The controversial cartoon undoubtedly has power. The thought of adding a link to it on this blog fills me with dread, I’m ashamed to admit. But where did that power come from? And can that power be transferred into something that could heal instead of create more hate?
From what I can gather (these are my own views, obviously), the attacks highlight two conflicting beliefs:
Religion is the “truth” and must be held sacred above all else. To deny this is to deny existence.
Religions are not “truth” but are the creation of different cultures and societies; therefore, they are not sacred but are open to criticism and debate, just like everything else.
The aforementioned cartoon has become the mouthpiece for the second message — there is no one “true” religion. Printing it on the front page of a newspaper and then republishing that image over hundreds of news outlets across the world is basically blasting out that message loud and clear. Should Charlie Hebdo do this? As a newspaper, especially a political and satirical one, it’s obligated to shout out its editorial viewpoint. It has every right to do this.
On a moral level? Personally, I would have preferred to see photographs of the people who lost their lives in the attacks last week. I think making the victims “human,” rather than political mouthpieces would do more to stem violence than continuing the argument about fundamental beliefs. We’re not going to change terrorists’ minds my shouting back, “You’re wrong! And we’re right!” But connecting their actions to real people who have sons and daughters and mothers and fathers, showing how all people are fundamentally the same, THAT might make a few extremists pause for thought.

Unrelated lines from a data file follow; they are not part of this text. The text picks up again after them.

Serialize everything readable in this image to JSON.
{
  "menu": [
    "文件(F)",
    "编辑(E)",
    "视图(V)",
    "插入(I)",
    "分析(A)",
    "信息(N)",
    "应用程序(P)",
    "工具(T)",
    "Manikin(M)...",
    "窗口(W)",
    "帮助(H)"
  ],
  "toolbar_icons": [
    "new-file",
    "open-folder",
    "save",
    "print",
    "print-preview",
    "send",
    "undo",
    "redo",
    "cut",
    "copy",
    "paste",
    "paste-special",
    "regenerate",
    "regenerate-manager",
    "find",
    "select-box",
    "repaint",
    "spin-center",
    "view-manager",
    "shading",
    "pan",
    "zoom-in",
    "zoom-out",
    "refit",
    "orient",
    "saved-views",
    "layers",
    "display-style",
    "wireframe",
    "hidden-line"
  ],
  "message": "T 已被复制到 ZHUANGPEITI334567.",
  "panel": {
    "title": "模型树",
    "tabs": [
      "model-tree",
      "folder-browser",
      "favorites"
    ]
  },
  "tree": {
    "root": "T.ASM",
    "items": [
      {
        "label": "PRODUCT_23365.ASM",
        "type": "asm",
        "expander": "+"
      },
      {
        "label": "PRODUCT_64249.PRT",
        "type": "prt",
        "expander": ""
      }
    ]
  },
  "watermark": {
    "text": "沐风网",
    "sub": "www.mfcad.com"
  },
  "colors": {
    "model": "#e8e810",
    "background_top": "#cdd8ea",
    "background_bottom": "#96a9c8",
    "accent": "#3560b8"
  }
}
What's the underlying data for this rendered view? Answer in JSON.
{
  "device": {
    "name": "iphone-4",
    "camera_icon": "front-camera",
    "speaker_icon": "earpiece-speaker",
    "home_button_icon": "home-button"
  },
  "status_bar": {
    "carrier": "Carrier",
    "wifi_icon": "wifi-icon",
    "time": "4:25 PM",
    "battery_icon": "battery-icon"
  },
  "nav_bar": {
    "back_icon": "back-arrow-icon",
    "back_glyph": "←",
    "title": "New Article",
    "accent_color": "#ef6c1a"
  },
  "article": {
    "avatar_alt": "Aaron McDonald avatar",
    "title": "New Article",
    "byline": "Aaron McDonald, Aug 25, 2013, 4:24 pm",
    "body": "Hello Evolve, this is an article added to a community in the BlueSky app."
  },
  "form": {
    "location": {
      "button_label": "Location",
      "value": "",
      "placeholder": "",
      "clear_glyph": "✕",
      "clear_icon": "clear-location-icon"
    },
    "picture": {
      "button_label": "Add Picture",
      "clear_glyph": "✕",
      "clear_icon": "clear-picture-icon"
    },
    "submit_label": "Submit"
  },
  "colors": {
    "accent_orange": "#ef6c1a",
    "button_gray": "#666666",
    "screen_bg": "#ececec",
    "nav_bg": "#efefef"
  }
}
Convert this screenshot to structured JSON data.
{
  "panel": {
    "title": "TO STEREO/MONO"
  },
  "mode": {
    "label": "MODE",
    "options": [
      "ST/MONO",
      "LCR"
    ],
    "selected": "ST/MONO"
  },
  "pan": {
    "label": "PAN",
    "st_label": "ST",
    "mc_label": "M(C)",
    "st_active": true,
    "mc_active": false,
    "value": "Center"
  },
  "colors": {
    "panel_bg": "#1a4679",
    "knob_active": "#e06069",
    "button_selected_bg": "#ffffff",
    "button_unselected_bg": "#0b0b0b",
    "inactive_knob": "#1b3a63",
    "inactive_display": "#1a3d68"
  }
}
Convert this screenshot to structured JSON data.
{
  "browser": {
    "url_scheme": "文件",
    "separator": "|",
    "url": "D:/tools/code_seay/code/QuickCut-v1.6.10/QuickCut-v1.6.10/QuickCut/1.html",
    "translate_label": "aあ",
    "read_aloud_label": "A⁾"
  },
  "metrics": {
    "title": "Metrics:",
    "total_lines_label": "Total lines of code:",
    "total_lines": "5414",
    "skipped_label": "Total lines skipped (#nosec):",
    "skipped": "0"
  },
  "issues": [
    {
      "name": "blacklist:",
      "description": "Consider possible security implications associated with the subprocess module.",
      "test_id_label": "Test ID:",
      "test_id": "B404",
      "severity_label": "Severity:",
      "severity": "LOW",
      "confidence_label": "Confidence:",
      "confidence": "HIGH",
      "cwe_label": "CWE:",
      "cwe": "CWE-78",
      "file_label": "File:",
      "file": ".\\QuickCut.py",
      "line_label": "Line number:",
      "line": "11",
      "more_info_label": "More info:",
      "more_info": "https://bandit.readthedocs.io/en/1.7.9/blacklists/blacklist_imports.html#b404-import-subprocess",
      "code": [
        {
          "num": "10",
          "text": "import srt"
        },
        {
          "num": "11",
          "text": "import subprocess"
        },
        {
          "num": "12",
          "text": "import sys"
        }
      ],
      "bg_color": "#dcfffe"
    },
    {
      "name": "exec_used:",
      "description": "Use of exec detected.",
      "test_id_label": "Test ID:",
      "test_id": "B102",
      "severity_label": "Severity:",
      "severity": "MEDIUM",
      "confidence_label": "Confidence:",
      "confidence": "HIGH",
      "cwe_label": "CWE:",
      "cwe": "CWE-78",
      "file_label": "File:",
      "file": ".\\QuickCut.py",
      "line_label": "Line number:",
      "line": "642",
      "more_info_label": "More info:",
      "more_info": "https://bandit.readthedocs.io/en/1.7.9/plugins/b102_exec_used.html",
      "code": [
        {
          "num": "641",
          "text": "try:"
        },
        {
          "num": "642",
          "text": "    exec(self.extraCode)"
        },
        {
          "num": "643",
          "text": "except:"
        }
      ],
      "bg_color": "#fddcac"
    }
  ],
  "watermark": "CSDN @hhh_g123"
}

The power of one cartoon comes from all we attribute to it — freedom of speech, blasphemy, East versus West, right versus wrong, religious society versus sectarian society … Right now, that cartoon is being used to send a message, a message I personally agree with, but not the most important one at the moment. How can the media (and governments!) convey a broader, more crucial ideology — that all lives are valuable? I think that’s what the media should be working on.